We Mormons tend to be a casual bunch, which, I’m guessing, is linked to the fact that our church is also our social world. Thus, it can be tough to speak or teach one another in a credible way. Sometimes, we forget where to divide casual from respectful and appropriate.
We know speaking in public is people’s number one fear. Perhaps not so much for Latter-day Saints who have been speaking and teaching since Primary, but, still, most of us are not professionals. I offer a few ideas for brush up.
Remember, the beginning of a talk sets the stage. It builds the expectations of the audience, establishes credibility. Spend time developing your opening. Give the audience a reason to listen rather than snooze. First impressions matter; plus, a good beginning allows you to get into the rhythm of your message.
Too many speakers start off with an apology or begin with a nervous giggle concerning the story of when or how the speaker was given his assignment.

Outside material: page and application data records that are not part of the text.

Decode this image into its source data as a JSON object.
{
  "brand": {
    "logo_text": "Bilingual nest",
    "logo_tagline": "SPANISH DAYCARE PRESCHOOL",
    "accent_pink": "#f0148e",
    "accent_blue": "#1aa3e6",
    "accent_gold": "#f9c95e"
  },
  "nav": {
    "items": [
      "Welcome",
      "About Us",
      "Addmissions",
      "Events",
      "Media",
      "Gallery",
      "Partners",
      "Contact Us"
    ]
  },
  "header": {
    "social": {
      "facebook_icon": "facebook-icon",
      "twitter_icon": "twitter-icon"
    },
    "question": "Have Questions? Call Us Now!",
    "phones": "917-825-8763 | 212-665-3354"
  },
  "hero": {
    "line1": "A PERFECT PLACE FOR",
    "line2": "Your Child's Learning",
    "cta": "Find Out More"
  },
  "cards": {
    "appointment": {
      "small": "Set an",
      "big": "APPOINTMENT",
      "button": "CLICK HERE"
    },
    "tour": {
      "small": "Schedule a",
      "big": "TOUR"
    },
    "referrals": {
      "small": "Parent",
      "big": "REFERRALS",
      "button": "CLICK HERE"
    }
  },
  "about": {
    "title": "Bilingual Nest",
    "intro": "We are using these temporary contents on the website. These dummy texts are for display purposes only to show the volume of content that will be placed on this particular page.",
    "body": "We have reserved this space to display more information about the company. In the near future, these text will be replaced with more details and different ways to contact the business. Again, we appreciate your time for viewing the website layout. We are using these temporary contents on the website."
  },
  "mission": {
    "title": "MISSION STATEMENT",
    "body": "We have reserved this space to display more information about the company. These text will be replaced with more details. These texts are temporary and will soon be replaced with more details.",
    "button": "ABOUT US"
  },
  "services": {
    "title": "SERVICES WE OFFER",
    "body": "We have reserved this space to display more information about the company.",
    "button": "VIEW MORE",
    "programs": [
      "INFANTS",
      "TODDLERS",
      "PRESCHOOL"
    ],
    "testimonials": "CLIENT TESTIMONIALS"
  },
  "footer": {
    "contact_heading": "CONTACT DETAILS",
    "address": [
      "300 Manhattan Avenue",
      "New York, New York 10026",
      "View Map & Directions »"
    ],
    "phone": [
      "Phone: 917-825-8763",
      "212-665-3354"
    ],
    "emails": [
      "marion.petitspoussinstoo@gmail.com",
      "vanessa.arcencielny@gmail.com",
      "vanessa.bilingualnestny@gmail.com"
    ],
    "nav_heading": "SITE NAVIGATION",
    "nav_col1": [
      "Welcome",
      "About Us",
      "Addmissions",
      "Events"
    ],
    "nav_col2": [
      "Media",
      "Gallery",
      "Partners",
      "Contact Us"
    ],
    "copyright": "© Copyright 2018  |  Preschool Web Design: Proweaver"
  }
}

Both tactics lower listeners’ expectations, but listeners particularly dislike apologies of insecurity. Instantly, listeners brace for… Well, they brace for less.
Now, the world won’t end when you have a rough start; however, hours of preparation are immediately downgraded, and you find yourself behind in efforts to be a credible message giver.
The best introductions begin with a loving greeting to the audience and words of gratitude for the opportunity.
Pay serious attention to body language. “Perk up” might be a good thought; laid back just doesn’t work. It’s okay to use gestures, but keep hands off your body; no wiping, scratching or hair adjustments, please.
Then, always, an appropriate story pulls the audience right in. If not a story, then start with the most powerful, poignant element of your talk; begin with strength. Back up your power message with supportive details, using eye contact, then, as you’re wrapping up, refer to the high point again, and tie a bow around it. Lock it down. End with sincere testimony.
Notes are fine; but, don’t read your talk, if you can help it. Of course, reading is not always a no-no, especially if you’re new at speaking or doubt your memory (as I often do). But, stories are easy to remember. If you can tell it, don’t read it. If you read it, keep repeated eye contact with your audience.
Remember, children also are in your audience. Always add elements that speak directly to them.
In advance, time your talk (or your lesson), several times. To speak past your time is almost a sin and puts you out of integrity with other speakers and your audience. In my book, the time-crime is egregious and avoidable.
Most of all, be real, even if you break all the rules (except, never, ever keep chewing gum in your mouth during a talk.) Be pleasant, look into the eyes of your ward friends. Good luck. Improvements are worth it—for everyone.
Linda Turley-Hansen is an AZ syndicated columnist; AZ Hall of Fame TV anchor; email@example.com